→ **What you should do**: The result should be a word-for-word retyping of the entries below, free of pictures.

(Entries provided begins)

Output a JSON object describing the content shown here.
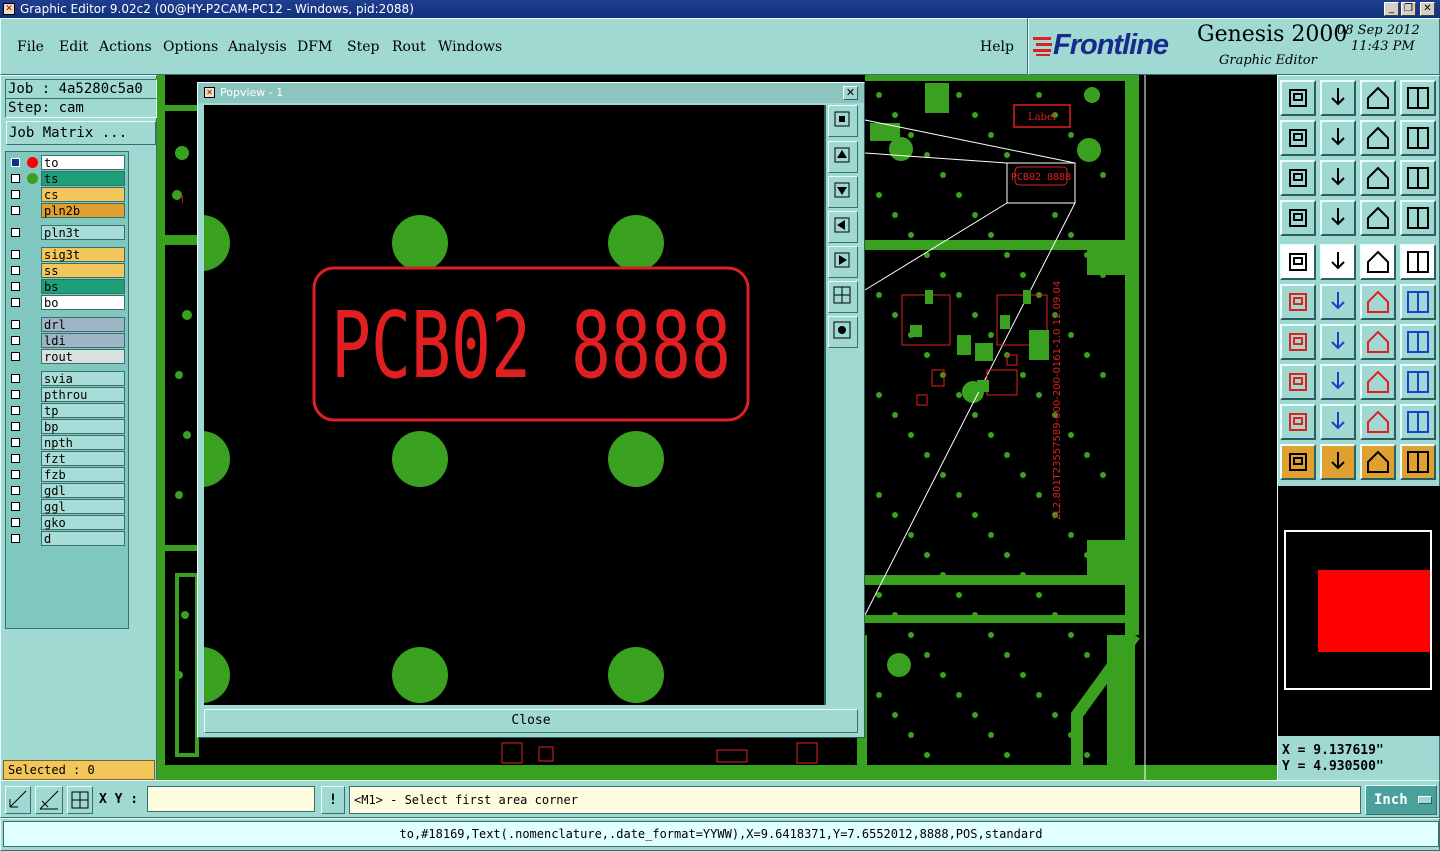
{
  "window": {
    "title": "Graphic Editor 9.02c2 (00@HY-P2CAM-PC12 - Windows, pid:2088)"
  },
  "menu": [
    "File",
    "Edit",
    "Actions",
    "Options",
    "Analysis",
    "DFM",
    "Step",
    "Rout",
    "Windows"
  ],
  "help_label": "Help",
  "brand": {
    "logo": "Frontline",
    "product": "Genesis 2000",
    "subtitle": "Graphic Editor",
    "date": "08 Sep 2012",
    "time": "11:43 PM"
  },
  "job": {
    "job_line": "Job : 4a5280c5a0",
    "step_line": "Step: cam",
    "matrix_button": "Job Matrix ..."
  },
  "layers": [
    {
      "name": "to",
      "color": "#ffffff"
    },
    {
      "name": "ts",
      "color": "#1f9f78"
    },
    {
      "name": "cs",
      "color": "#f2c65a"
    },
    {
      "name": "pln2b",
      "color": "#e0a030"
    },
    {
      "name": "pln3t",
      "color": "#a8dcd6"
    },
    {
      "name": "sig3t",
      "color": "#f2c65a"
    },
    {
      "name": "ss",
      "color": "#f2c65a"
    },
    {
      "name": "bs",
      "color": "#1f9f78"
    },
    {
      "name": "bo",
      "color": "#ffffff"
    },
    {
      "name": "drl",
      "color": "#9fb4c4"
    },
    {
      "name": "ldi",
      "color": "#9fb4c4"
    },
    {
      "name": "rout",
      "color": "#d8e0e0"
    },
    {
      "name": "svia",
      "color": "#a8dcd6"
    },
    {
      "name": "pthrou",
      "color": "#a8dcd6"
    },
    {
      "name": "tp",
      "color": "#a8dcd6"
    },
    {
      "name": "bp",
      "color": "#a8dcd6"
    },
    {
      "name": "npth",
      "color": "#a8dcd6"
    },
    {
      "name": "fzt",
      "color": "#a8dcd6"
    },
    {
      "name": "fzb",
      "color": "#a8dcd6"
    },
    {
      "name": "gdl",
      "color": "#a8dcd6"
    },
    {
      "name": "ggl",
      "color": "#a8dcd6"
    },
    {
      "name": "gko",
      "color": "#a8dcd6"
    },
    {
      "name": "d",
      "color": "#a8dcd6"
    }
  ],
  "selected_label": "Selected : 0",
  "popview": {
    "title": "Popview - 1",
    "close_label": "Close",
    "text": "PCB02 8888"
  },
  "board": {
    "label_box": "Label",
    "small_text": "PCB02 8888",
    "vertical_text": "2L2.801T23557589-000-200-0161-1.0 12.09.04"
  },
  "coords": {
    "x": "X = 9.137619\"",
    "y": "Y = 4.930500\""
  },
  "bottom": {
    "xy_label": "X Y :",
    "xy_value": "",
    "prompt": "<M1> - Select first area corner",
    "units": "Inch"
  },
  "status_line": "to,#18169,Text(.nomenclature,.date_format=YYWW),X=9.6418371,Y=7.6552012,8888,POS,standard"
}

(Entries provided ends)

→ **Answer space**:
Output a JSON object describing the content shown here.
{
  "window": {
    "title": "Graphic Editor 9.02c2 (00@HY-P2CAM-PC12 - Windows, pid:2088)"
  },
  "menu": [
    "File",
    "Edit",
    "Actions",
    "Options",
    "Analysis",
    "DFM",
    "Step",
    "Rout",
    "Windows"
  ],
  "help_label": "Help",
  "brand": {
    "logo": "Frontline",
    "product": "Genesis 2000",
    "subtitle": "Graphic Editor",
    "date": "08 Sep 2012",
    "time": "11:43 PM"
  },
  "job": {
    "job_line": "Job : 4a5280c5a0",
    "step_line": "Step: cam",
    "matrix_button": "Job Matrix ..."
  },
  "layers": [
    {
      "name": "to",
      "color": "#ffffff"
    },
    {
      "name": "ts",
      "color": "#1f9f78"
    },
    {
      "name": "cs",
      "color": "#f2c65a"
    },
    {
      "name": "pln2b",
      "color": "#e0a030"
    },
    {
      "name": "pln3t",
      "color": "#a8dcd6"
    },
    {
      "name": "sig3t",
      "color": "#f2c65a"
    },
    {
      "name": "ss",
      "color": "#f2c65a"
    },
    {
      "name": "bs",
      "color": "#1f9f78"
    },
    {
      "name": "bo",
      "color": "#ffffff"
    },
    {
      "name": "drl",
      "color": "#9fb4c4"
    },
    {
      "name": "ldi",
      "color": "#9fb4c4"
    },
    {
      "name": "rout",
      "color": "#d8e0e0"
    },
    {
      "name": "svia",
      "color": "#a8dcd6"
    },
    {
      "name": "pthrou",
      "color": "#a8dcd6"
    },
    {
      "name": "tp",
      "color": "#a8dcd6"
    },
    {
      "name": "bp",
      "color": "#a8dcd6"
    },
    {
      "name": "npth",
      "color": "#a8dcd6"
    },
    {
      "name": "fzt",
      "color": "#a8dcd6"
    },
    {
      "name": "fzb",
      "color": "#a8dcd6"
    },
    {
      "name": "gdl",
      "color": "#a8dcd6"
    },
    {
      "name": "ggl",
      "color": "#a8dcd6"
    },
    {
      "name": "gko",
      "color": "#a8dcd6"
    },
    {
      "name": "d",
      "color": "#a8dcd6"
    }
  ],
  "selected_label": "Selected : 0",
  "popview": {
    "title": "Popview - 1",
    "close_label": "Close",
    "text": "PCB02 8888"
  },
  "board": {
    "label_box": "Label",
    "small_text": "PCB02 8888",
    "vertical_text": "2L2.801T23557589-000-200-0161-1.0 12.09.04"
  },
  "coords": {
    "x": "X = 9.137619\"",
    "y": "Y = 4.930500\""
  },
  "bottom": {
    "xy_label": "X Y :",
    "xy_value": "",
    "prompt": "<M1> - Select first area corner",
    "units": "Inch"
  },
  "status_line": "to,#18169,Text(.nomenclature,.date_format=YYWW),X=9.6418371,Y=7.6552012,8888,POS,standard"
}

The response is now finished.